The Brown Rat is considered one of the most serious mammalian pests ever known; it's opportunist lifestyle, intelligence, agility, omnivorous diet and prolific breeding potential make it one of the worlds most successful mammals. They carry dangerous diseases such as salmonella, weils disease and rat bite fever. Rats must be controlled as they cause serious damage to property and crops. Some rats have developed resistance to modern rodenticides and that resistance is expected to increase. Rats are very difficult to trap but relatively easy to poison with rodenticides.
Brown Rat: Description & Life Cycle
There are two types of rat in Britain, the Brown Rat and the Black Rat. The brown rat is by far the most common but both can be controlled using similar methods. The black rat tends to live in walls, trees and loft spaces. Here we will deal with the brown rat.
Brown Rat Description:
- about 25cm in body length with a scaly, hairless tail of a further 25cm
- rats have relatively poor vision but can see well in the dark
- they have a very acute sense of smell and hearing
- prefer to live in burrows outside but do occasionally live indoors
- rats can climb well and are excellent swimmers
- rats live for up to three years
- in mild conditions, or if living indoors, they can breed all year round
- otherwise, breeding occurs in the spring, summer and autumn

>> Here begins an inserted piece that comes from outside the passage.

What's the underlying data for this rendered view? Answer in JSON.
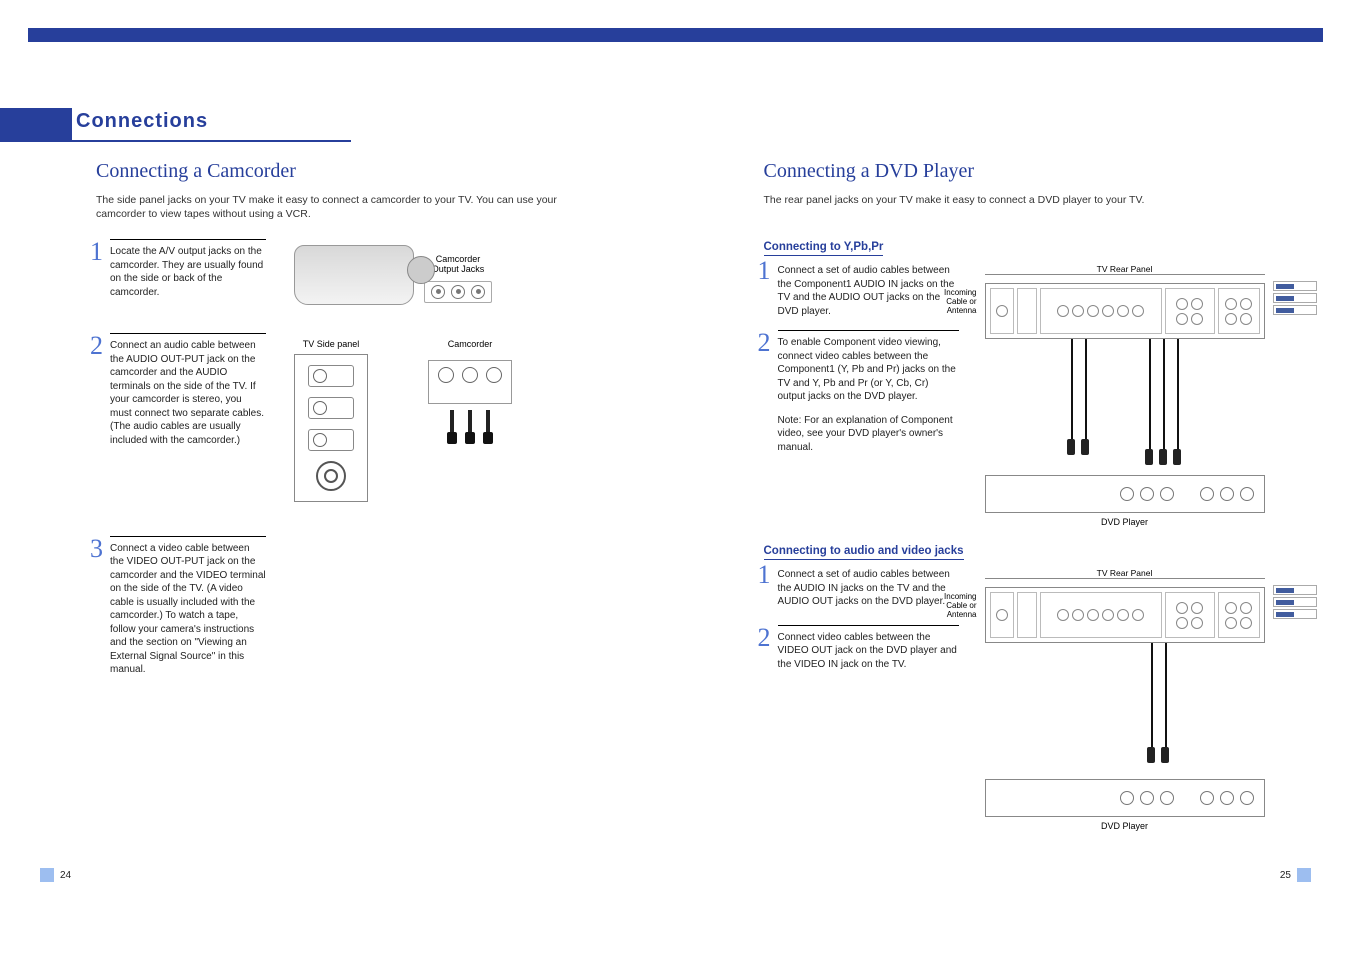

- gestation lasts about 21 days and the litter size is usually 7-9
- young are weaned after three weeks and reach sexual maturity at about 8 to 12 weeks
- female usually has 4 or 5 litters per year
Signs of infestation:
- rat droppings, which are about 20mm long and capsule shaped, usually grey or black in colour
- holes under sheds, in compost, in banks, under log piles etc
- distinct and continuous tracks between places of safety, trees, bushes, sheds etc.
- gnawed timber, cables, water pipes etc
- noises in the cavity walls and/or loft
- dirty grey 'smear marks' often left where they cross over solid objects like walls and timber
- footprints, often found in the mud alongside water courses
- visual, often as they feed under bird tables